━━ Provided entries
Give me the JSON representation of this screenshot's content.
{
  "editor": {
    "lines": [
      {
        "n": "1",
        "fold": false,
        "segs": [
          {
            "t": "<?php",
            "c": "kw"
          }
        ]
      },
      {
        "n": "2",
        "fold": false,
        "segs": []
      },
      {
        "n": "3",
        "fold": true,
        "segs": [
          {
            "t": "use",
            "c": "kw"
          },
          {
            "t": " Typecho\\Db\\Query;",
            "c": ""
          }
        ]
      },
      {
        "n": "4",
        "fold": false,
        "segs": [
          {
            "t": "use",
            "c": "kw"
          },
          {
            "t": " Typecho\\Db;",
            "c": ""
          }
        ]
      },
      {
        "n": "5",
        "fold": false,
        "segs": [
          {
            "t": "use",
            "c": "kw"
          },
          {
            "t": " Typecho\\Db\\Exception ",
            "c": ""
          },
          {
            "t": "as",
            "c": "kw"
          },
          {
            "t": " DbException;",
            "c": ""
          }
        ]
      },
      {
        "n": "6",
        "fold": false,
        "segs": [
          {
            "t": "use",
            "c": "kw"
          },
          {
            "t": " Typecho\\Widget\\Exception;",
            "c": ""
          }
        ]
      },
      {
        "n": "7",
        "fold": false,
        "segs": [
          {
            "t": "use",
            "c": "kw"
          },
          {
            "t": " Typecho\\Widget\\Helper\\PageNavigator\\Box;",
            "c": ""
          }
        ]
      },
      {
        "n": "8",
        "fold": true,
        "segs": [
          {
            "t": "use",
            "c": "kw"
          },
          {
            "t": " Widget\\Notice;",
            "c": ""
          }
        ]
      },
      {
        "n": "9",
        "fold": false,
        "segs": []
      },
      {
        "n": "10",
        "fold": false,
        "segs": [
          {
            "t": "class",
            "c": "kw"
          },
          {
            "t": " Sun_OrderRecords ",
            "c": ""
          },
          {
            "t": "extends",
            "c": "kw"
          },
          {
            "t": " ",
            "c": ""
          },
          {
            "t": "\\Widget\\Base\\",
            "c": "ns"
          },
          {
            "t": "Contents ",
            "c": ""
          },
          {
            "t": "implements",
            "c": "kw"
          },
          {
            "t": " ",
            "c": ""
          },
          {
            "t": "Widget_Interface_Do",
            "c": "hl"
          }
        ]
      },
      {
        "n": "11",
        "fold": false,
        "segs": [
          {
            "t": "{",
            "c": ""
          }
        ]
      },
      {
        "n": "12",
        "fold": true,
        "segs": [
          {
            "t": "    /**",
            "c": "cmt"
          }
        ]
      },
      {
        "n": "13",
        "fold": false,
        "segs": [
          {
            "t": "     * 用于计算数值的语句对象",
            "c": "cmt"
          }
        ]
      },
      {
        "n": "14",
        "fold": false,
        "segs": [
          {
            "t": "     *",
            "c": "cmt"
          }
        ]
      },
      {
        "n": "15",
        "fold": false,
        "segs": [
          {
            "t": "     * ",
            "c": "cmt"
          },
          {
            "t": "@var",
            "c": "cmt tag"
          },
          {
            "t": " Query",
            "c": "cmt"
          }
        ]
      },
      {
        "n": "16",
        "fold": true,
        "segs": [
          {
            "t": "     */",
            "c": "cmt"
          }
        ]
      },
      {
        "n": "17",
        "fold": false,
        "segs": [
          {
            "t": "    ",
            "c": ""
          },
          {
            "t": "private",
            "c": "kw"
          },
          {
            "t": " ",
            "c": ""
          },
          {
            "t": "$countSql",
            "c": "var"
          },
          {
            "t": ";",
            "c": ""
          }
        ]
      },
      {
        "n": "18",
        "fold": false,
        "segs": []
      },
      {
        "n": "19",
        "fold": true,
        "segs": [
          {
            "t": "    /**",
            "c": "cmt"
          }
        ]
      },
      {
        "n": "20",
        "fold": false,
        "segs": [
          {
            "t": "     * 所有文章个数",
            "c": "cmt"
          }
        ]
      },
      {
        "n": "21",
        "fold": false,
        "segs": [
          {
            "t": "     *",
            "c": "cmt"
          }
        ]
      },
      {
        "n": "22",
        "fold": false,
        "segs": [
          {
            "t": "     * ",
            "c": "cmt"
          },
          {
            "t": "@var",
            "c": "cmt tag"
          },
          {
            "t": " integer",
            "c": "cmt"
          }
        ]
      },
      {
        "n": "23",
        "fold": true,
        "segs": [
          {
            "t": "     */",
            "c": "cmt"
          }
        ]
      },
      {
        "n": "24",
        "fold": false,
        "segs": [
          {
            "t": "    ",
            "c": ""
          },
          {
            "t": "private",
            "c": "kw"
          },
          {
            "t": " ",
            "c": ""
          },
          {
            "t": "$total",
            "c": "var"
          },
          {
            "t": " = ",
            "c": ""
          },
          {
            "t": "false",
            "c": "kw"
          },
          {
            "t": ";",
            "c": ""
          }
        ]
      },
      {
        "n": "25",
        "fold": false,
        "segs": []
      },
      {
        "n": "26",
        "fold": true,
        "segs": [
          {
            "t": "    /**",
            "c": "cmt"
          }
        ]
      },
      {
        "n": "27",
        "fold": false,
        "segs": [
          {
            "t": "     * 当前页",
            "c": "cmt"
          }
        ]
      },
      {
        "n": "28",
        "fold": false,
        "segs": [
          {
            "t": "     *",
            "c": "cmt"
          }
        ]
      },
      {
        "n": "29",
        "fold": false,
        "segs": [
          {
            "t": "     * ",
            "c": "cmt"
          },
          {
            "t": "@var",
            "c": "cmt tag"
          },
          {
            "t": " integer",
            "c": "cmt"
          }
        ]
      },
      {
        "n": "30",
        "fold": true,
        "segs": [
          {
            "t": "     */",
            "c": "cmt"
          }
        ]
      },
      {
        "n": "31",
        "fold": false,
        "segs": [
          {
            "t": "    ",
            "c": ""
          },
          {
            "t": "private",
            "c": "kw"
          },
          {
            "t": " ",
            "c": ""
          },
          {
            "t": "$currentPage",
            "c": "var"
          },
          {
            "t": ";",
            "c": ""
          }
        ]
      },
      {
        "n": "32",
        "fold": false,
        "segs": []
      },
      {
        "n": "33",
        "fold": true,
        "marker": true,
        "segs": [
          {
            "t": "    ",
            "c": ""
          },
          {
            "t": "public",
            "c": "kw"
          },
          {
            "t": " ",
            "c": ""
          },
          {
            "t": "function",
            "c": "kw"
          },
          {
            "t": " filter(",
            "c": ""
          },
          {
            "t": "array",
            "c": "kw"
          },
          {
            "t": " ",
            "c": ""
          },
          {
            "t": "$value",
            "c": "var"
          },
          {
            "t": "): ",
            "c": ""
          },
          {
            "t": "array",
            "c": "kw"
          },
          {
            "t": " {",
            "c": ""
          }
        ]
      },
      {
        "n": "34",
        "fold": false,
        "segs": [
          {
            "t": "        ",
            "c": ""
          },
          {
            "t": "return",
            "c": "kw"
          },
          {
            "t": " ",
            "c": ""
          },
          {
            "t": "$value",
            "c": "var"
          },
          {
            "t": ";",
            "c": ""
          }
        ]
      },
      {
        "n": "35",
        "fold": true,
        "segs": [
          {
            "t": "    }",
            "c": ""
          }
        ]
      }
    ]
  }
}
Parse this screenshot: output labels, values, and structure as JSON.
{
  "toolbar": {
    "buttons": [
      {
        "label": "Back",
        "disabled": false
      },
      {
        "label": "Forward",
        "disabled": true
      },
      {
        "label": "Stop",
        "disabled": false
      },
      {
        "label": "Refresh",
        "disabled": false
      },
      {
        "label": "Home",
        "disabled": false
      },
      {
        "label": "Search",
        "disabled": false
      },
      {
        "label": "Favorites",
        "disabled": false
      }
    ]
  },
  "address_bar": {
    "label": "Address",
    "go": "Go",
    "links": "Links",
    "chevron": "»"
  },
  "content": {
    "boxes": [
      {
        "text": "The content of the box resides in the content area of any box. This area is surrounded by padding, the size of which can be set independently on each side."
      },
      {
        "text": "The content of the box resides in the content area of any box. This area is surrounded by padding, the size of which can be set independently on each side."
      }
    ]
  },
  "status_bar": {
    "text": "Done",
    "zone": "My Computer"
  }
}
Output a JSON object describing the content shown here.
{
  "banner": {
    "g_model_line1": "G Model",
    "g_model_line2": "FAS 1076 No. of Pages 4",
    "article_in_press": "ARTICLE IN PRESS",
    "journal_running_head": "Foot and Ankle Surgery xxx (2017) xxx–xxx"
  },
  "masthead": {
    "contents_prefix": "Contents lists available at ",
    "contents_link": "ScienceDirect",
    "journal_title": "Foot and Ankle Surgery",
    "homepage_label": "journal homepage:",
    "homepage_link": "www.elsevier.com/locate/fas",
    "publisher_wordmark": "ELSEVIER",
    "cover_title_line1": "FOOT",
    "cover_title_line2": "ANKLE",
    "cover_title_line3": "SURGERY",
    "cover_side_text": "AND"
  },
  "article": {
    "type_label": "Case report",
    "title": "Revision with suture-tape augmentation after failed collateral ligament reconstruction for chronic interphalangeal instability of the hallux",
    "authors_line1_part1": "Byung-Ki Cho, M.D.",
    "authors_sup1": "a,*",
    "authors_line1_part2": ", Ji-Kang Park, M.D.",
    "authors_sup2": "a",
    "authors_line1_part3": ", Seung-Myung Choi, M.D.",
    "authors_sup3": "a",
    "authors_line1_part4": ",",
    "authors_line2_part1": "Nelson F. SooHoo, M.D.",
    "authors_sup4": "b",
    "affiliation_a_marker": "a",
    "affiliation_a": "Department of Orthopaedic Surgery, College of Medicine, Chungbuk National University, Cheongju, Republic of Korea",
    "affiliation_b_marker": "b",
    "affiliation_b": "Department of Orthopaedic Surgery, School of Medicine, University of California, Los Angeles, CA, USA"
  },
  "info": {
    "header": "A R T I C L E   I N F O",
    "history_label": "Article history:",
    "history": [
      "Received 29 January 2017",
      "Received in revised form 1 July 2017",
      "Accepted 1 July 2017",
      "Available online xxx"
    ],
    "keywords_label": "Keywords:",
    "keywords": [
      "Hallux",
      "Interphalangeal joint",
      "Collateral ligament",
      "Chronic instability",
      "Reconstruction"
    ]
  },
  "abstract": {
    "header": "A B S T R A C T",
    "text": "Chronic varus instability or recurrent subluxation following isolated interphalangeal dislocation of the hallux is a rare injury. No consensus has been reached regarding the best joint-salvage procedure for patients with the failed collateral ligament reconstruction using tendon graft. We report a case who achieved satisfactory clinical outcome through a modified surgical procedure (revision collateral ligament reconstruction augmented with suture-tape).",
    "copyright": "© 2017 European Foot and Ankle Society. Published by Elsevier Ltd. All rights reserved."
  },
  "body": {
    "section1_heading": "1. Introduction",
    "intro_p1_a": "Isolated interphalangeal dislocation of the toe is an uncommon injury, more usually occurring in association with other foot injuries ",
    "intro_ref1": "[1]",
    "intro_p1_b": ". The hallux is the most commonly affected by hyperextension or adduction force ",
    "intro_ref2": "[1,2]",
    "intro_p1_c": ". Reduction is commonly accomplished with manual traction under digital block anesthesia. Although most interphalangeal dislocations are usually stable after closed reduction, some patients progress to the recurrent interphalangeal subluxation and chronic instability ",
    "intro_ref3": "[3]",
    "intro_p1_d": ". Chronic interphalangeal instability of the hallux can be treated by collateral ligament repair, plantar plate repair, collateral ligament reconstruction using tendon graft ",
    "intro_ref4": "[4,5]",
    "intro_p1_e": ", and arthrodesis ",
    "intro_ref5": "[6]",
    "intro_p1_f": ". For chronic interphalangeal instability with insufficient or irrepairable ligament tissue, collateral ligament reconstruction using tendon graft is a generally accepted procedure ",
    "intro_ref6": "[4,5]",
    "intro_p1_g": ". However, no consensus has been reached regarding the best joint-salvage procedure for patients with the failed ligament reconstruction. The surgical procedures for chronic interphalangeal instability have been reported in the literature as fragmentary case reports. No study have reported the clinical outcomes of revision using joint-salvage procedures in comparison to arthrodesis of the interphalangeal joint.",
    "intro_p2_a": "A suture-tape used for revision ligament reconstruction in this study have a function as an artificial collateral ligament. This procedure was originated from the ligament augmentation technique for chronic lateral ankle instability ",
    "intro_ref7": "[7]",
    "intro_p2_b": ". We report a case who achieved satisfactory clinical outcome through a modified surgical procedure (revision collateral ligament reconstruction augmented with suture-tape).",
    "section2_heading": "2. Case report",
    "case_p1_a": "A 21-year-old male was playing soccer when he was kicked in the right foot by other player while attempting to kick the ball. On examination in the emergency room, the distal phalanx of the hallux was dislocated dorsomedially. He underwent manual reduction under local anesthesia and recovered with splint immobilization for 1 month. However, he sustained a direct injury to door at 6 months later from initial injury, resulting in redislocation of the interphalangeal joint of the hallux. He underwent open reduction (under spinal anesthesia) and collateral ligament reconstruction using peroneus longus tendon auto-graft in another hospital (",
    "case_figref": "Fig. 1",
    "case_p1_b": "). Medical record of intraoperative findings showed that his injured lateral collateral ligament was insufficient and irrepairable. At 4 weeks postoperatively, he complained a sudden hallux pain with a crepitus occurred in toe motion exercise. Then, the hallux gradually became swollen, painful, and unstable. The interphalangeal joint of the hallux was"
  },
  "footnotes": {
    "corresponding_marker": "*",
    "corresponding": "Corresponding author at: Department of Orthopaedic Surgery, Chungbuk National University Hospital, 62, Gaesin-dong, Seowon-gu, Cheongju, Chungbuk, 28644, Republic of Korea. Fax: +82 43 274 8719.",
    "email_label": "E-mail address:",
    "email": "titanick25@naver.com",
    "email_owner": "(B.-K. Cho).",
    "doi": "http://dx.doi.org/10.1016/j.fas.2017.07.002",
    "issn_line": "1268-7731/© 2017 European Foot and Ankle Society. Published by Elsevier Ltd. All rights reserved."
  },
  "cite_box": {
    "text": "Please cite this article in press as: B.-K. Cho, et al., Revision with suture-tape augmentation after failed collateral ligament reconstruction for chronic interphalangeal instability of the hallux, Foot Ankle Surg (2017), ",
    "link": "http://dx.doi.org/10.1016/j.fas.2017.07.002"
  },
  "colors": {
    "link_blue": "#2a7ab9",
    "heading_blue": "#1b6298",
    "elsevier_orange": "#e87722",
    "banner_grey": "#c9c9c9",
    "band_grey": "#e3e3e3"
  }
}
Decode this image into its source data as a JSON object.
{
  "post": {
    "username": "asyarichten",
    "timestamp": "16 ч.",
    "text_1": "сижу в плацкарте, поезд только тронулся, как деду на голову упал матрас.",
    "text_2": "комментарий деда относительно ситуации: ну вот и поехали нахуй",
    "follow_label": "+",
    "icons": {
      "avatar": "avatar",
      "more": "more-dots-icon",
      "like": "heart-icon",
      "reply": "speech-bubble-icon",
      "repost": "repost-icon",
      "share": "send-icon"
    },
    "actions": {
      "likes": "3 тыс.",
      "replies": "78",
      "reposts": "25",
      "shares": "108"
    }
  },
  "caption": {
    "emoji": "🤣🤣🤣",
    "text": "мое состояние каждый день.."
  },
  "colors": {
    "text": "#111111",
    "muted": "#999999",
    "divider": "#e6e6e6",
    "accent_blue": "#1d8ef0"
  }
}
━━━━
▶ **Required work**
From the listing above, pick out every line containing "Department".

▶ **Solution below**
    "affiliation_a": "Department of Orthopaedic Surgery, College of Medicine, Chungbuk National University, Cheongju, Republic of Korea",
    "affiliation_b": "Department of Orthopaedic Surgery, School of Medicine, University of California, Los Angeles, CA, USA"
    "corresponding": "Corresponding author at: Department of Orthopaedic Surgery, Chungbuk National University Hospital, 62, Gaesin-dong, Seowon-gu, Cheongju, Chungbuk, 28644, Republic of Korea. Fax: +82 43 274 8719.",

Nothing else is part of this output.